How to complete this task>
These entries are to be retyped in full, word for word.

START Supplied records

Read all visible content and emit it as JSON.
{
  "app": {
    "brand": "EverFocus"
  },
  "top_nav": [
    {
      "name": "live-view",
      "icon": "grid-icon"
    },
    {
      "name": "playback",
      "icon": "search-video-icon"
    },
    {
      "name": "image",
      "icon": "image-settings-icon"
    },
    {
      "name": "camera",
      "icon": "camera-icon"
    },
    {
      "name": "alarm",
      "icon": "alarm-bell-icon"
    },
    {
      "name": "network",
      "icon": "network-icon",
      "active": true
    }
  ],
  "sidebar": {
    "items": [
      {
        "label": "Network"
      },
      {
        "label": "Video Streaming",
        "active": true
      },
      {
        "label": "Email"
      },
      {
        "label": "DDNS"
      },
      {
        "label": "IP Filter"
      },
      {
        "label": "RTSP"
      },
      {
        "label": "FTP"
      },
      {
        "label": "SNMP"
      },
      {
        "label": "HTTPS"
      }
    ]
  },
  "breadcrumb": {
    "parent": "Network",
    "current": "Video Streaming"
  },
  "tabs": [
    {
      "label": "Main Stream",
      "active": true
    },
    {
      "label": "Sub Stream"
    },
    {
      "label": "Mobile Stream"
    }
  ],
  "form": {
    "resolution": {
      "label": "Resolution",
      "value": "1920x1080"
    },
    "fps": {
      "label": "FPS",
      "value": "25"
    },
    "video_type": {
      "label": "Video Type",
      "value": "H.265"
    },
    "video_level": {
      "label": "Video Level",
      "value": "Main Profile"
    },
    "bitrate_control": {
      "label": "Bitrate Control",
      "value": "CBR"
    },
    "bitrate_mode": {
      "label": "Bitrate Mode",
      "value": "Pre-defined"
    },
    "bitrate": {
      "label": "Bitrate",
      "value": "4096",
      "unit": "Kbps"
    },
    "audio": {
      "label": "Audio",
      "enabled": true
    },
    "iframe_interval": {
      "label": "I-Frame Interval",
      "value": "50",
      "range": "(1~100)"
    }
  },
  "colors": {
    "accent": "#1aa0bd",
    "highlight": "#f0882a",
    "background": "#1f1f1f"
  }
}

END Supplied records

Solution for this problem>
Read all visible content and emit it as JSON.
{
  "app": {
    "brand": "EverFocus"
  },
  "top_nav": [
    {
      "name": "live-view",
      "icon": "grid-icon"
    },
    {
      "name": "playback",
      "icon": "search-video-icon"
    },
    {
      "name": "image",
      "icon": "image-settings-icon"
    },
    {
      "name": "camera",
      "icon": "camera-icon"
    },
    {
      "name": "alarm",
      "icon": "alarm-bell-icon"
    },
    {
      "name": "network",
      "icon": "network-icon",
      "active": true
    }
  ],
  "sidebar": {
    "items": [
      {
        "label": "Network"
      },
      {
        "label": "Video Streaming",
        "active": true
      },
      {
        "label": "Email"
      },
      {
        "label": "DDNS"
      },
      {
        "label": "IP Filter"
      },
      {
        "label": "RTSP"
      },
      {
        "label": "FTP"
      },
      {
        "label": "SNMP"
      },
      {
        "label": "HTTPS"
      }
    ]
  },
  "breadcrumb": {
    "parent": "Network",
    "current": "Video Streaming"
  },
  "tabs": [
    {
      "label": "Main Stream",
      "active": true
    },
    {
      "label": "Sub Stream"
    },
    {
      "label": "Mobile Stream"
    }
  ],
  "form": {
    "resolution": {
      "label": "Resolution",
      "value": "1920x1080"
    },
    "fps": {
      "label": "FPS",
      "value": "25"
    },
    "video_type": {
      "label": "Video Type",
      "value": "H.265"
    },
    "video_level": {
      "label": "Video Level",
      "value": "Main Profile"
    },
    "bitrate_control": {
      "label": "Bitrate Control",
      "value": "CBR"
    },
    "bitrate_mode": {
      "label": "Bitrate Mode",
      "value": "Pre-defined"
    },
    "bitrate": {
      "label": "Bitrate",
      "value": "4096",
      "unit": "Kbps"
    },
    "audio": {
      "label": "Audio",
      "enabled": true
    },
    "iframe_interval": {
      "label": "I-Frame Interval",
      "value": "50",
      "range": "(1~100)"
    }
  },
  "colors": {
    "accent": "#1aa0bd",
    "highlight": "#f0882a",
    "background": "#1f1f1f"
  }
}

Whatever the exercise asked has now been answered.